It is a unique plan to educate youth in engineering and mechanics- and promote enthusiasm for space exploration.

The project will entail refurbishment of the deteriorating Mercury launch complex to the way it was in the early 1960s (with some modern improvements) for use as an educational facility. The facility will be used to host programs similar to Space Camp for middle to high school students. Rather than the astronaut and flight controller training that is provided by Space Camp, they will focus on engineering and the hands-on technical skills needed to process and launch spacecraft.

how it will work

Students will be taught the basics of engineering, mechanics, and electronics in a historical context by working on a replica Mercury rocket. They will learn skills- such as wiring, soldering, fabrication, troubleshooting, and testing- using the legacy hardware. After mastering these basic skills, participants will move on to process their own real payload, which will actually be launched into space by our commercial space partner, Masten Space Systems.


why we should do this

The project has numerous benefits, not the least of which is inspiring our youth in the absence of a national human spaceflight program. Other benefits include:

  • Providing STEM education to middle & high school students

  • Building participants’ confidence about working in technical fields

  • Providing aerospace work experience for college students through internships

  • Creating jobs that will keep space workers in the area & current in critical skills

  • Preserving a historic launch site that has fallen into disrepair

  • Generating enthusiasm for commercial space operations

  • Bringing money into the struggling local economy


funding sources
 Funding for this project can come from many sources. Due to the diverse needs that will be met by the project, grant money will potentially be available from organizations such as NASA’s Office of Education, the U. S. and Florida Departments of Education, the State of Florida (for historic preservation), corporate sponsors, and many others.

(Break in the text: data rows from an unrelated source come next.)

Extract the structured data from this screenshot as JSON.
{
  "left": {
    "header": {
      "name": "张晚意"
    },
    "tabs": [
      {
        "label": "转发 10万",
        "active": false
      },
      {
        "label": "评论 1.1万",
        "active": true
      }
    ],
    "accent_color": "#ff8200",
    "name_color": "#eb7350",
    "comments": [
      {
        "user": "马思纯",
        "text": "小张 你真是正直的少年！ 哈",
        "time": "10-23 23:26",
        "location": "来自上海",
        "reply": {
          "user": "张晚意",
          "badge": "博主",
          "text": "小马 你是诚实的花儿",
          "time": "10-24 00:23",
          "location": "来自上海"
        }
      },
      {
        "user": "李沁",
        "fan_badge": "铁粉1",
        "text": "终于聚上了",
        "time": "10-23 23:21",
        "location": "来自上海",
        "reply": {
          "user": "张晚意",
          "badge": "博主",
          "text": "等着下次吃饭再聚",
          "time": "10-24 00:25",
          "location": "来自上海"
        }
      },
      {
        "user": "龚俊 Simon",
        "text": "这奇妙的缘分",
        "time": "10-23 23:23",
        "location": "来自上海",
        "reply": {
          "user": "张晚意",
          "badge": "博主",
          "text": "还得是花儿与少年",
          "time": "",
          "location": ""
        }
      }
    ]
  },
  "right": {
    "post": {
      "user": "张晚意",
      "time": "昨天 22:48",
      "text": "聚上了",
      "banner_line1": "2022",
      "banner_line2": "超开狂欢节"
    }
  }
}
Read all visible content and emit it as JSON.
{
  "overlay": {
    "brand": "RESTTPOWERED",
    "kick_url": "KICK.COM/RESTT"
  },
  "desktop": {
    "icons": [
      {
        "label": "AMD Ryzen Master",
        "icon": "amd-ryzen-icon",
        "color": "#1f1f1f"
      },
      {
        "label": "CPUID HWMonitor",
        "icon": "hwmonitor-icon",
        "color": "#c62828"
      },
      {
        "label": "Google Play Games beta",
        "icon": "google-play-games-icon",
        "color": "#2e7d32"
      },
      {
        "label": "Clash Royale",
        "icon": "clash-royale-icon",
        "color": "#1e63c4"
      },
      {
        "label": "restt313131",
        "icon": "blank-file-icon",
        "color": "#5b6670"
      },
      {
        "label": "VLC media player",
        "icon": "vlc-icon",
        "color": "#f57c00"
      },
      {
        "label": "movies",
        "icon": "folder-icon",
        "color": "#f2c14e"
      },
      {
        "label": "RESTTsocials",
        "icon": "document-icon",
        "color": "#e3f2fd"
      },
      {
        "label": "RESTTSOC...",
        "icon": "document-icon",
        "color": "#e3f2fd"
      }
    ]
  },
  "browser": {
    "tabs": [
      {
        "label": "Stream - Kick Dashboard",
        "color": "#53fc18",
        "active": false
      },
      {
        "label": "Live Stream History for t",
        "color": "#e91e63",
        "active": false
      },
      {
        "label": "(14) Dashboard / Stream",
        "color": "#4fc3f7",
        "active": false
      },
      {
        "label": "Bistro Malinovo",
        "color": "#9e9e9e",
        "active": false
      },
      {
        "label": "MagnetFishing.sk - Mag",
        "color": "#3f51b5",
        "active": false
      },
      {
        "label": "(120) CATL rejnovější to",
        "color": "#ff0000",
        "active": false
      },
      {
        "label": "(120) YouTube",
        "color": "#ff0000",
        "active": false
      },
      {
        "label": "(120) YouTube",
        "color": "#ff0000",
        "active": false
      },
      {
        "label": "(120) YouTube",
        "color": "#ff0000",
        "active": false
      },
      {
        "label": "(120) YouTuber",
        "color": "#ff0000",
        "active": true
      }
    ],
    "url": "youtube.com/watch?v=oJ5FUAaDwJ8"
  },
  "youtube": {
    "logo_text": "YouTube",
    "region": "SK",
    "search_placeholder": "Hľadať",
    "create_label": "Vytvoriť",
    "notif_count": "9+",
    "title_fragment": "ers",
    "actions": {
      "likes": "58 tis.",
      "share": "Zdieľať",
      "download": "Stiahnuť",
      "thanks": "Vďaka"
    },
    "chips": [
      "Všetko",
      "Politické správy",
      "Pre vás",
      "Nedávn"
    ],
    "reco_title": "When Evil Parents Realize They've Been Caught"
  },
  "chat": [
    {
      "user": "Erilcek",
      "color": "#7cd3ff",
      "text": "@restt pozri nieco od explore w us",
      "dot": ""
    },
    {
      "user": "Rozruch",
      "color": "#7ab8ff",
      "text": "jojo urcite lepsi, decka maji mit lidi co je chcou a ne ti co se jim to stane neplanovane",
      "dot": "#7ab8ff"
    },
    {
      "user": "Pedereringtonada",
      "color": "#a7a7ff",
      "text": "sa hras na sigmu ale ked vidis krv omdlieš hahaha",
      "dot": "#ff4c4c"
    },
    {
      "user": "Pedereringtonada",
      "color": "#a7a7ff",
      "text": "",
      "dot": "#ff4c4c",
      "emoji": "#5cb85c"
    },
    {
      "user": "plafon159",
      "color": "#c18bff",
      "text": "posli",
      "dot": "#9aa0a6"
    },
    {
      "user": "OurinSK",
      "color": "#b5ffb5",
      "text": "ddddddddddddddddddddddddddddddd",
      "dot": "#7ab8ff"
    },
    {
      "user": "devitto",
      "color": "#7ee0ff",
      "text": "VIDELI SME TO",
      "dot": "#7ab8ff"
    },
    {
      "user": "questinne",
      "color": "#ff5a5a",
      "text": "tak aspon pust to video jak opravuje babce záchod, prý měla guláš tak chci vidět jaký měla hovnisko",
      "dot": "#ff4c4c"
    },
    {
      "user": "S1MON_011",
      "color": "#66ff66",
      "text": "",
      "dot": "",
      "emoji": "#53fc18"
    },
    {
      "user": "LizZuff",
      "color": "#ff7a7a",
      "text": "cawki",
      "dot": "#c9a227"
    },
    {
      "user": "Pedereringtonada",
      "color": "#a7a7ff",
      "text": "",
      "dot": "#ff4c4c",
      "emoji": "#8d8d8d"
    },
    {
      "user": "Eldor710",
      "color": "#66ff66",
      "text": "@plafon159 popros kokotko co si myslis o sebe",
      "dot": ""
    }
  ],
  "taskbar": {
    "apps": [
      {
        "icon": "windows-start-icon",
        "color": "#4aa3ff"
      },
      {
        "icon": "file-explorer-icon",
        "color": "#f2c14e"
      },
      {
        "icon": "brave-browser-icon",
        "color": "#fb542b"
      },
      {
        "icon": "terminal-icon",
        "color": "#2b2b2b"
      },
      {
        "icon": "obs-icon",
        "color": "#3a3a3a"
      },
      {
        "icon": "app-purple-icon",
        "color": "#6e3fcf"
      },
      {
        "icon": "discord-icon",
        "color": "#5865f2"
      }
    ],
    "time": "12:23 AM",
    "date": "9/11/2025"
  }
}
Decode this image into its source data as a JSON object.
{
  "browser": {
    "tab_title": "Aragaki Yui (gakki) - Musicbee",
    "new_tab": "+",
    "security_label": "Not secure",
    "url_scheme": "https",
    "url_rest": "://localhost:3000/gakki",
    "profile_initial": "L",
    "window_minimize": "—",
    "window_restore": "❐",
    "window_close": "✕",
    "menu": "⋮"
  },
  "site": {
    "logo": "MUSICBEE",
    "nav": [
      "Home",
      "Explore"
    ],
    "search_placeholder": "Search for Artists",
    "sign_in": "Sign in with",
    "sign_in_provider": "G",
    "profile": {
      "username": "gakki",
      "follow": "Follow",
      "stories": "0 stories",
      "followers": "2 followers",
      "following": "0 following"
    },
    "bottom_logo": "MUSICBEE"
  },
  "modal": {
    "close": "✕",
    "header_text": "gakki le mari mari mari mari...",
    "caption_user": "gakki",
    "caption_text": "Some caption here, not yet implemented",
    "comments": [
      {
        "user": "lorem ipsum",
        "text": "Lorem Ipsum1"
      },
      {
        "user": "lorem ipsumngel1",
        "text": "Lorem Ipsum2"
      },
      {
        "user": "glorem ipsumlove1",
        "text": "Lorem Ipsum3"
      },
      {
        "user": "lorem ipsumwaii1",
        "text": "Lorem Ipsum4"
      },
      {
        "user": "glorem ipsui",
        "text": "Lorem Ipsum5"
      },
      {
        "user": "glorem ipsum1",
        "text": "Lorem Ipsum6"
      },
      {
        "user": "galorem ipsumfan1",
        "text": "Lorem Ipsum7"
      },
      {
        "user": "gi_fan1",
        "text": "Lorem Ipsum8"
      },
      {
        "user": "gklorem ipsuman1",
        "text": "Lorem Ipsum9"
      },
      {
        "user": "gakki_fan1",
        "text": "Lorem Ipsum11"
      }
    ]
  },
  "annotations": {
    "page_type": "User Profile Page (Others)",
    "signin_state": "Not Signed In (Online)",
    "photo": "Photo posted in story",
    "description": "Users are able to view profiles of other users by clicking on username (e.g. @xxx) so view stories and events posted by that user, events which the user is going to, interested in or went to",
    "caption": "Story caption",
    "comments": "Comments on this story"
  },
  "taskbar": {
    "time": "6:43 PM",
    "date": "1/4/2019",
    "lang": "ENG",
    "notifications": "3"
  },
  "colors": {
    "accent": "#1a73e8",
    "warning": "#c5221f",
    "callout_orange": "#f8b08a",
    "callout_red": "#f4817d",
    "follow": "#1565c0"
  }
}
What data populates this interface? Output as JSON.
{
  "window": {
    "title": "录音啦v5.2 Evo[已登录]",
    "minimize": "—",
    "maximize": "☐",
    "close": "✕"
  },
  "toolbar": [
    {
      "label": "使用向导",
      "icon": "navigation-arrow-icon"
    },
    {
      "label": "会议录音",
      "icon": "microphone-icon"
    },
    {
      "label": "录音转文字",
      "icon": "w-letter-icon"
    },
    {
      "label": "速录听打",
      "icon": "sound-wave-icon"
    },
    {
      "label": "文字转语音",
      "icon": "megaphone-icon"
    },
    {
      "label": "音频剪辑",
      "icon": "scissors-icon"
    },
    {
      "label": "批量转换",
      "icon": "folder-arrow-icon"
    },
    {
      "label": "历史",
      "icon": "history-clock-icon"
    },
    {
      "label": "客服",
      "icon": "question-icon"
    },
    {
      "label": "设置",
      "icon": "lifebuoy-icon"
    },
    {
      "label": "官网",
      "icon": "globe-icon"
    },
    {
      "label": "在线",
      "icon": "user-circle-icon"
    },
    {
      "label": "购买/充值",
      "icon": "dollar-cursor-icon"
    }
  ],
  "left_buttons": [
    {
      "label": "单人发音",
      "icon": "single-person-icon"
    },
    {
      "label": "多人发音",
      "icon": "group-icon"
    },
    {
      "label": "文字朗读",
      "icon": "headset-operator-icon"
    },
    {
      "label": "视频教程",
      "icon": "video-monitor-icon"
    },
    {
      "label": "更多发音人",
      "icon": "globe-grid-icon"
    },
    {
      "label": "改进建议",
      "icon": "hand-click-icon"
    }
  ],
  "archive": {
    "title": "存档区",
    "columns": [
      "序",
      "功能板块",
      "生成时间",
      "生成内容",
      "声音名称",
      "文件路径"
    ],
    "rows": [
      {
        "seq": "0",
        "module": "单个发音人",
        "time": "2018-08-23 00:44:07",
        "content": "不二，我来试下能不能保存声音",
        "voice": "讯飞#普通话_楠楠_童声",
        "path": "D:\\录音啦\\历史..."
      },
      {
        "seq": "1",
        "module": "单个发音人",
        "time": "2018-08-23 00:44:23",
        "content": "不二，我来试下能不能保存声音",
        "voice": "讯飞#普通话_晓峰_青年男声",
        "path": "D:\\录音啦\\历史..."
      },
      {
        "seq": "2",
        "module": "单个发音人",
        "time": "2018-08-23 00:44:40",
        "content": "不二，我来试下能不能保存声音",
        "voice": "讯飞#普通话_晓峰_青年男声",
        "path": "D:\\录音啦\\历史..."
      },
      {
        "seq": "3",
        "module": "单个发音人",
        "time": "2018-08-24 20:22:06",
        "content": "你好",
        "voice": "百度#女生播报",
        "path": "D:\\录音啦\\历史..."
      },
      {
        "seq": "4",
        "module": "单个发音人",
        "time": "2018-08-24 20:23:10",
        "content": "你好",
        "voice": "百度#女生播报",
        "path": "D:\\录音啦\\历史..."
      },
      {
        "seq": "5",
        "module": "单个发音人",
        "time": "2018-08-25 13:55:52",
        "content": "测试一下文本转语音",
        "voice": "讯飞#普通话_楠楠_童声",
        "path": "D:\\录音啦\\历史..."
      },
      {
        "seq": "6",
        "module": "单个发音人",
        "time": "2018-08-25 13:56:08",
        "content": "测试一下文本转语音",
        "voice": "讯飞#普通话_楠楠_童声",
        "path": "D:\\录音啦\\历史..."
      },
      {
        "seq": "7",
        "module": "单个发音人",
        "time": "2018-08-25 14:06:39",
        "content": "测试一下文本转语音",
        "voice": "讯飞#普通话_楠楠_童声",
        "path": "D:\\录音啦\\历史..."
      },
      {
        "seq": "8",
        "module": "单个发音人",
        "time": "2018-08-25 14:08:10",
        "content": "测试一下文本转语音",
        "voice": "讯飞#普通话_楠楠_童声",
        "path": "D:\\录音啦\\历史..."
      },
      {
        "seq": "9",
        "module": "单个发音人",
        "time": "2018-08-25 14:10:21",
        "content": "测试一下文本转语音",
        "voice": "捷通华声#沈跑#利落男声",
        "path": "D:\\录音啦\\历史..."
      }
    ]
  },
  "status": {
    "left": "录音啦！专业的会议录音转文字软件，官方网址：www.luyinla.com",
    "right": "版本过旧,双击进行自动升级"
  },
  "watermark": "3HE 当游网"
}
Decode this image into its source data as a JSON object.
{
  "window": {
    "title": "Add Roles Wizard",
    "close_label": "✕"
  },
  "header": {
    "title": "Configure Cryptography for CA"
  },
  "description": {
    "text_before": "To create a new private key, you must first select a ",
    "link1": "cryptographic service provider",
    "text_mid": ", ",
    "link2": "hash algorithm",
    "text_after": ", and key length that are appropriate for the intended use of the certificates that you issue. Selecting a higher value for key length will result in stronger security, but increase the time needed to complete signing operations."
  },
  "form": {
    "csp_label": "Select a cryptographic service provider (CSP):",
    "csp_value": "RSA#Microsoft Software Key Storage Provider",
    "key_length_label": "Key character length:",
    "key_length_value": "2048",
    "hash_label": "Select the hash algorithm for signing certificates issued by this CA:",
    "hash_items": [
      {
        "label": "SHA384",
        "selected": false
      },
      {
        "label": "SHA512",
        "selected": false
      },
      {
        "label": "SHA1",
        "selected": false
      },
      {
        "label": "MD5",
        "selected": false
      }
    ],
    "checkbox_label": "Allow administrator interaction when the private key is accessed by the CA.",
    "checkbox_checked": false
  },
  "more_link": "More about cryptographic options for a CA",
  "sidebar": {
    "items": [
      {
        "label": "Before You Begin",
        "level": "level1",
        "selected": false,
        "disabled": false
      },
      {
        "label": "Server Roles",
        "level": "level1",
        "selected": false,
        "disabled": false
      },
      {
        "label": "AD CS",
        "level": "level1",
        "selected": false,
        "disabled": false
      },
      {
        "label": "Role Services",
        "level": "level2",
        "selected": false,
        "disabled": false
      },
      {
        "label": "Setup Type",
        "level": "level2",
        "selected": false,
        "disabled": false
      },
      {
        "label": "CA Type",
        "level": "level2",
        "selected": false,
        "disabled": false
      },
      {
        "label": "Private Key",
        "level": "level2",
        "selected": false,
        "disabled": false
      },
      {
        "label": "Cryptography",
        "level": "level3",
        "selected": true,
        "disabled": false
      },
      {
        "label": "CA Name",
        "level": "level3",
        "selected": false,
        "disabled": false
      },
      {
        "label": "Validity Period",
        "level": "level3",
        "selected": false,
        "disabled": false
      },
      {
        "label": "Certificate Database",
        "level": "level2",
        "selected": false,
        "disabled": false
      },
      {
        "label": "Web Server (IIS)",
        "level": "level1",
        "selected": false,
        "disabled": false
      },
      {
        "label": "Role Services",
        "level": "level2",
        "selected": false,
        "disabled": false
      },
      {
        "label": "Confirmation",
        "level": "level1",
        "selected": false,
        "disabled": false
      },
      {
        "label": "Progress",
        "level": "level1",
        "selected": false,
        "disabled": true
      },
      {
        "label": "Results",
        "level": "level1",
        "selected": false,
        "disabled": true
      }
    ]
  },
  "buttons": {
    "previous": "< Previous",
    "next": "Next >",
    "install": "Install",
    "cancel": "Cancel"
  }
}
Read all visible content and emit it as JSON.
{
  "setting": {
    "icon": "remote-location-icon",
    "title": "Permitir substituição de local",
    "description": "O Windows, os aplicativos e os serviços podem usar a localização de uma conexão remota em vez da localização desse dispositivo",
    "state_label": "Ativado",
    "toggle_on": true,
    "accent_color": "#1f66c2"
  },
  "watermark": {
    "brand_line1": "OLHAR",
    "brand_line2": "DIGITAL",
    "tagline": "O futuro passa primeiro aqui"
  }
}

A unique solution to a difficult problem
While the main goal of this project is education, it also serves to combat issues such as the impending loss of jobs at Kennedy Space Center upon conclusion of the Shuttle Program. Unlike many of the other proposed solutions to the Shuttle Program workforce transition problem, this project will create actual jobs requiring the critical skills that displaced workers possess. It will allow them to share these skills with future generations of aerospace workers and ensure that this knowledge is not lost forever.